Colombia is conducting a military surge to fight gang violence, a conflict fueled by rising production of cocaine.
It's formed a unit 14,000 strong just for one province, Norte de Santander, along the border with Venezuela.
It's become Colombia's epicenter of conflict.
Violence there has surged and the enemies this unit aims to fight often hop the border.
General Fabio Caro is the unit’s commander.
"We are going to intensify special operations, offensive operations and also territorial control against the drug trafficking chain. We will use all the available capabilities that the Colombian state has given to the Public Force to fight everything that wants to harm the State and the Colombian people."
Colombia hopes the military strategy will be a roadmap for pacifying other parts of the country.
After a long civil war, battles are now fractured locally between criminals and transnational guerrillas, who fight for control of rising coca production.
General Luis Fernando Navarro is the head of Colombia's armed forces.
He says that when the gangs are threatened, they strike and flee across the border to Venezuela, where they’re protected from bombing raids.
“This obviously makes it difficult to fight them, it makes it complicated and in addition, Venezuela’s armed forces are not fighting them."
Caracas denies responsibility, saying Colombia's right-wing 'oligarchy' fails to curb armed groups as a deliberate way to destabilize Venezuela, ruled by leftists.
However, activists say a new military unit isn't the right approach when locals have little else to live off of but coca farming and that without anti-poverty measures, or a substitute for coca, boots on the ground mean little.
Director of NGO Fundacion Progresar, Wildredo Cañizares, says it’s indefensible that murders, mass killings, displacement and drug trafficking continue, despite a large, long-term military presence in the province.
"We are a department where, throughout our whole life, there has been a constant militarization of the territory and it has not yielded any results. Nowadays, we are worse than 5, 15 and 20 years ago. It is proven that insisting on militarization of the territory as the only solution has been a failure."

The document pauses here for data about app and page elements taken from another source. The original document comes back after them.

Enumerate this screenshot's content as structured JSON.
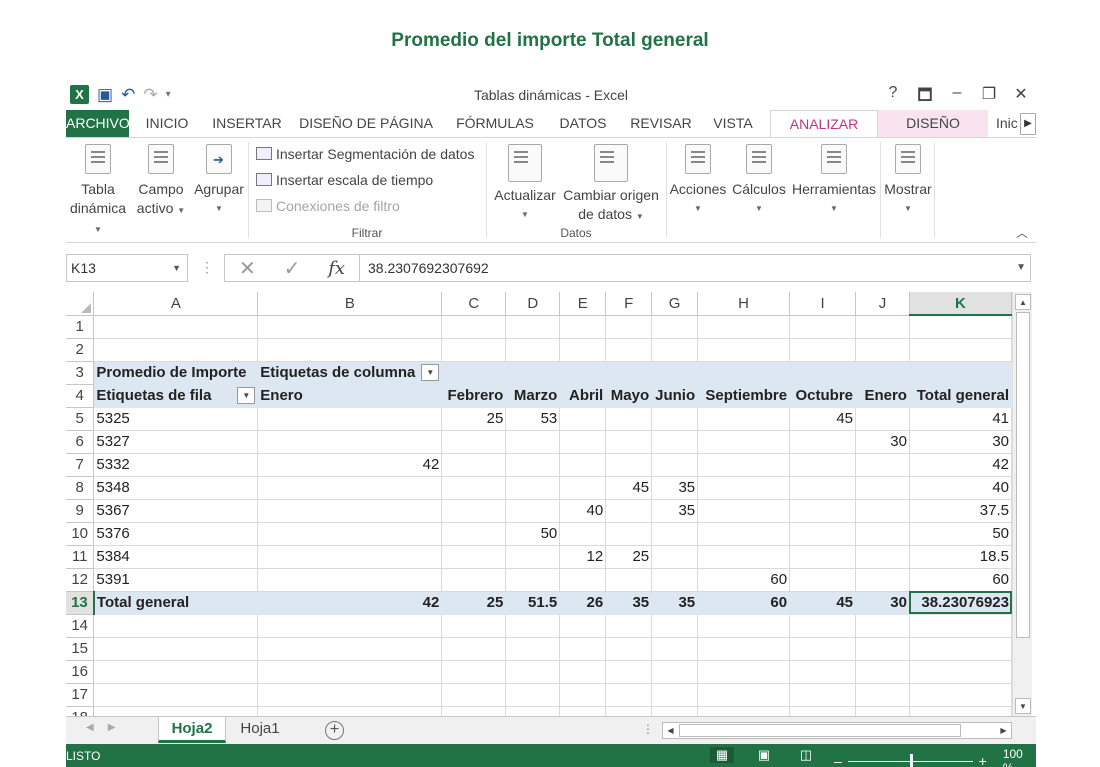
{
  "page_heading": "Promedio del importe Total general",
  "window": {
    "title": "Tablas dinámicas - Excel",
    "ctrl_help": "?",
    "ctrl_ribbon": "🗖",
    "ctrl_min": "–",
    "ctrl_restore": "❐",
    "ctrl_close": "✕"
  },
  "qat": {
    "undo": "↶",
    "redo": "↷",
    "customize": "▾"
  },
  "tabs": {
    "file": "ARCHIVO",
    "home": "INICIO",
    "insert": "INSERTAR",
    "layout": "DISEÑO DE PÁGINA",
    "formulas": "FÓRMULAS",
    "data": "DATOS",
    "review": "REVISAR",
    "view": "VISTA",
    "analyze": "ANALIZAR",
    "design": "DISEÑO",
    "overflow": "Inic"
  },
  "ribbon": {
    "pivot_table": [
      "Tabla",
      "dinámica"
    ],
    "active_field": [
      "Campo",
      "activo"
    ],
    "group": "Agrupar",
    "insert_slicer": "Insertar Segmentación de datos",
    "insert_timeline": "Insertar escala de tiempo",
    "filter_connections": "Conexiones de filtro",
    "group_filter": "Filtrar",
    "refresh": "Actualizar",
    "change_source": [
      "Cambiar origen",
      "de datos"
    ],
    "group_data": "Datos",
    "actions": "Acciones",
    "calculations": "Cálculos",
    "tools": "Herramientas",
    "show": "Mostrar"
  },
  "formula_bar": {
    "name_box": "K13",
    "value": "38.2307692307692"
  },
  "columns": [
    "A",
    "B",
    "C",
    "D",
    "E",
    "F",
    "G",
    "H",
    "I",
    "J",
    "K"
  ],
  "pivot": {
    "row3": {
      "a": "Promedio de Importe",
      "b": "Etiquetas de columna"
    },
    "row4": [
      "Etiquetas de fila",
      "Enero",
      "Febrero",
      "Marzo",
      "Abril",
      "Mayo",
      "Junio",
      "Septiembre",
      "Octubre",
      "Enero",
      "Total general"
    ],
    "rows": [
      {
        "n": "5",
        "cells": [
          "5325",
          "",
          "25",
          "53",
          "",
          "",
          "",
          "",
          "45",
          "",
          "41"
        ]
      },
      {
        "n": "6",
        "cells": [
          "5327",
          "",
          "",
          "",
          "",
          "",
          "",
          "",
          "",
          "30",
          "30"
        ]
      },
      {
        "n": "7",
        "cells": [
          "5332",
          "42",
          "",
          "",
          "",
          "",
          "",
          "",
          "",
          "",
          "42"
        ]
      },
      {
        "n": "8",
        "cells": [
          "5348",
          "",
          "",
          "",
          "",
          "45",
          "35",
          "",
          "",
          "",
          "40"
        ]
      },
      {
        "n": "9",
        "cells": [
          "5367",
          "",
          "",
          "",
          "40",
          "",
          "35",
          "",
          "",
          "",
          "37.5"
        ]
      },
      {
        "n": "10",
        "cells": [
          "5376",
          "",
          "",
          "50",
          "",
          "",
          "",
          "",
          "",
          "",
          "50"
        ]
      },
      {
        "n": "11",
        "cells": [
          "5384",
          "",
          "",
          "",
          "12",
          "25",
          "",
          "",
          "",
          "",
          "18.5"
        ]
      },
      {
        "n": "12",
        "cells": [
          "5391",
          "",
          "",
          "",
          "",
          "",
          "",
          "60",
          "",
          "",
          "60"
        ]
      }
    ],
    "total": [
      "Total general",
      "42",
      "25",
      "51.5",
      "26",
      "35",
      "35",
      "60",
      "45",
      "30",
      "38.23076923"
    ]
  },
  "sheets": {
    "active": "Hoja2",
    "other": "Hoja1",
    "add": "+"
  },
  "status": {
    "ready": "LISTO",
    "zoom": "100 %",
    "zoom_minus": "–",
    "zoom_plus": "+"
  }
}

Authorities insist the security strategy will be backed up by social programs.
The provincial governor has promised $8 million to encourage production of cacao and not coca.